I have been in Rwanda for just under a month, and find myself captivated by the spirit and beauty of the people. I feel blessed to be here, and as much as I miss my family, I am sad to be leaving tomorrow.
Rwanda is a country filled with vision.I’m a photographer and a visual person. For me, vision is the ability to look at scene and use my camera to capture a piece of its essence. I express my vision of the world through the photographs I take.
Rwanda is a country of a different kind of vision; a vision that is the ability to look at something and see what it might become.The people of Rwanda have great vision; an exceptional quality given what they went through.
At Gahaya Links I met people whose vision was to look at a pile of raffia and see the most beautiful baskets imaginable. Their vision was to look at widows – genocide survivors who lost their entire families – and see business women weaving and selling baskets.
At Kigali Parents School, the founders looked at infants and toddlers whose pre-genocide literacy rate was under five percent, and had a vision of educated adults studying and working to realize their own hopes and dreams.

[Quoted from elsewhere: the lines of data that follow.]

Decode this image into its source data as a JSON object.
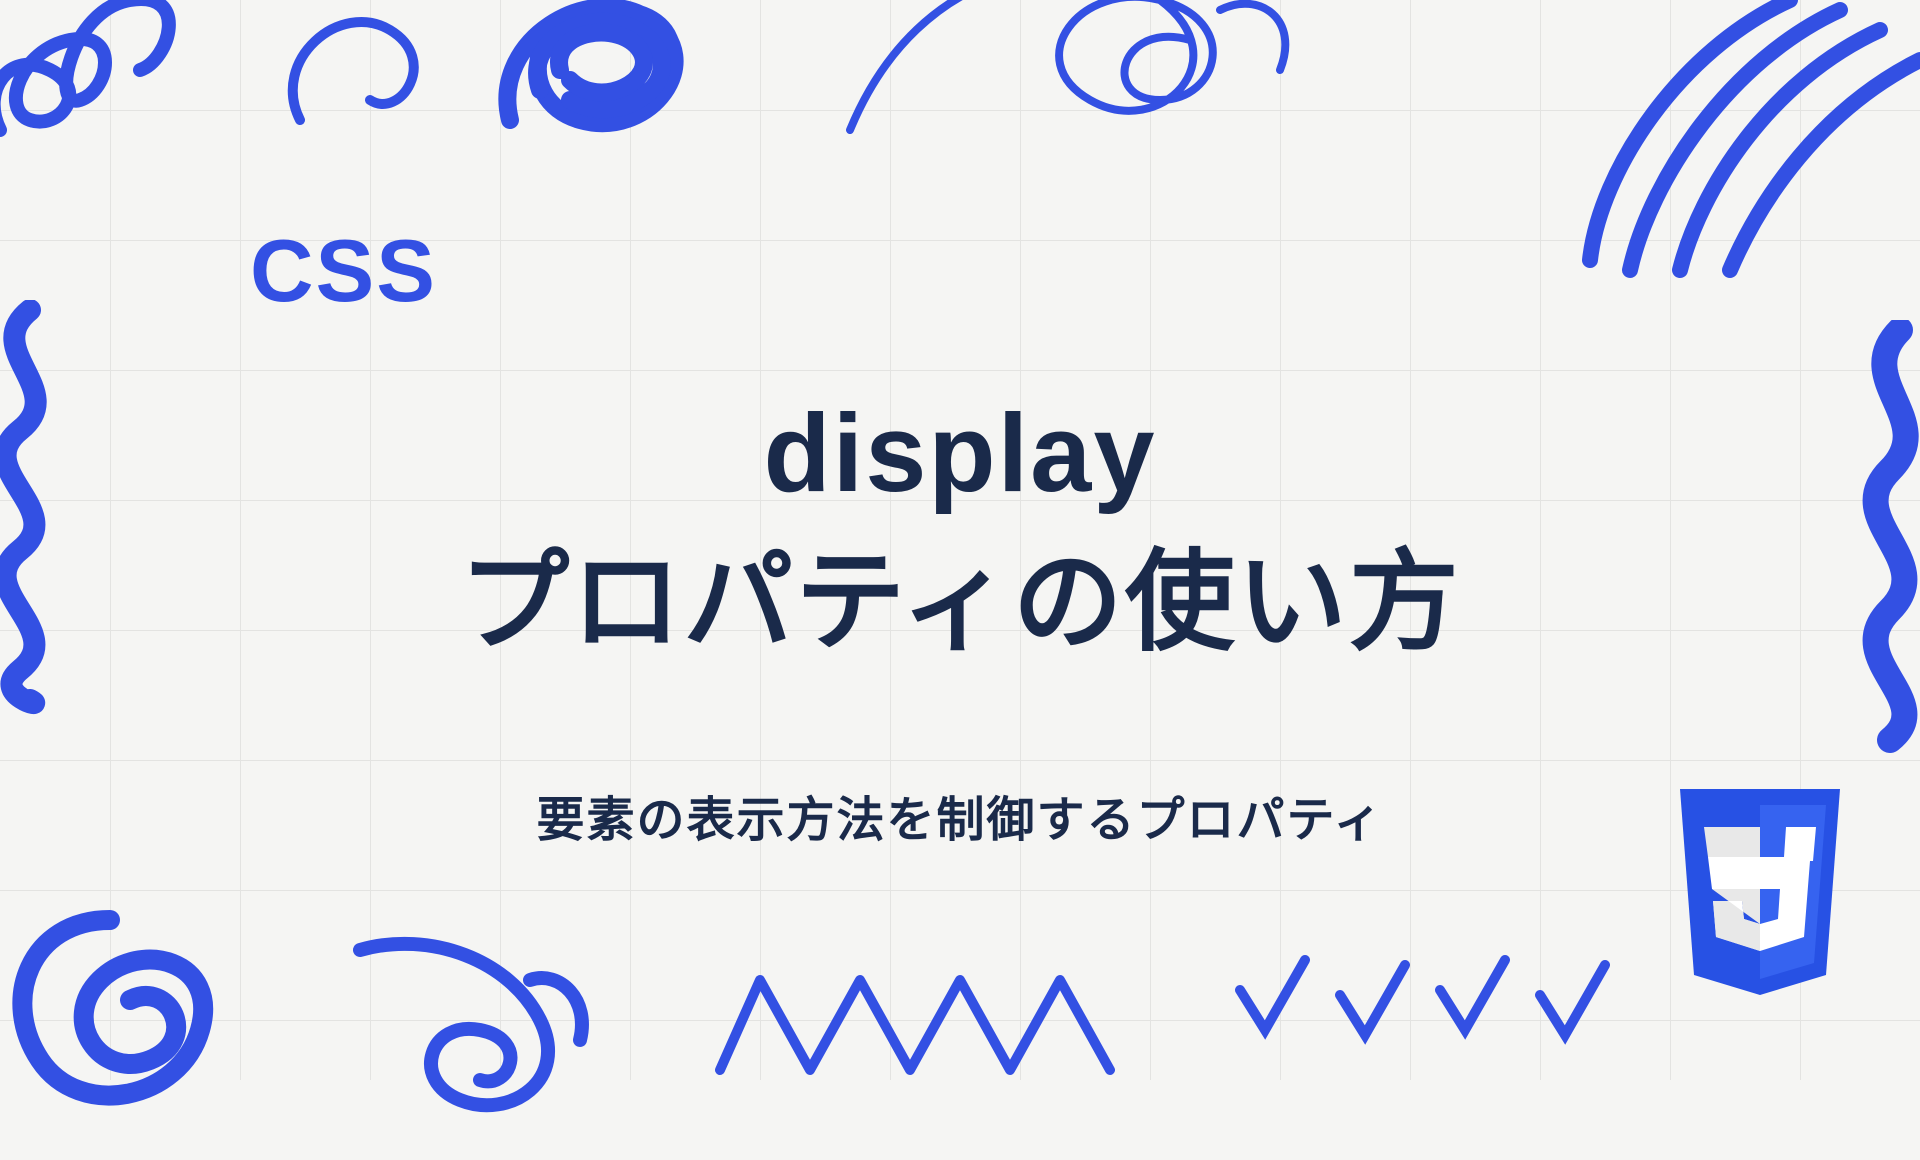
{
  "category": "CSS",
  "title": {
    "line1": "display",
    "line2": "プロパティの使い方"
  },
  "subtitle": "要素の表示方法を制御するプロパティ",
  "badge": {
    "name": "css3-logo",
    "color": "#2751E4"
  },
  "colors": {
    "accent": "#3350e3",
    "heading": "#1a2a4a",
    "background": "#f5f5f3",
    "grid": "#d8d8d6"
  }
}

At URWEGO, a company that specializes in micro-finance, they look at the people who have the least, the poorest of the poor, and they see bank clients, business women, and home owners. Shown here is a home being remodeled with a $120.00 loan.
At Christ Gospel Church, Pastor Francis Mutabazi, his wife Dorthy, and their staff see children everyday with very little opportunity, and they have a vision of them going to school, being provided with health care, and realizing their own dreams. These children have visions too, of becoming teachers and nurses and doctors.
At the Ex-Combatant Rehabilitation Center, Brigadier-General Bagabo and his staff saw children forced into a life soldiering, and had a vision of them getting back their childhood, returning to normal lives, and becoming healthy and productive citizens.
At the Millennium Village, they had a vision of survivors and perpetrators of the genocide building houses together and living side by side in peace and forgiveness. The man shown below killed 6 people in his village during the genocide. After 10 years in jail, he now lives next door to survivors from that same village.
The list goes on, and on, and on.
Copyright Adam Bacher. All rights reserved. Absolutely no use without prior authorization.
I visited you today,
Hope to come over some time
Francis and Dorothy
Hi Francis, So good to hear from you. I’m coming back on November 9th through December 3rd. Please send my best wishes to everyone at the church. Also, can you get a message to the children in the brick house that I spent the day with and tell them that I miss them and think about them often, and will visit them when I come back in November.
Thanks for helping to open all our eyes, Adam.
Hope your trip home was smooth and uneventful.
We’ll keep coming back to your blog to read more.
I am struck by the face of the man, who having served a prison sentence for killing six people in his village during the genocide, now lives in peace with them. The pain he feels is hauntingly visible in his eyes. The forgiveness of those he has harmed in such a terrible way stands in stark contrast to the need to find peace within himself. This powerful image gives a face and a new dimension to the real meaning of forgiveness for others and for ourselves.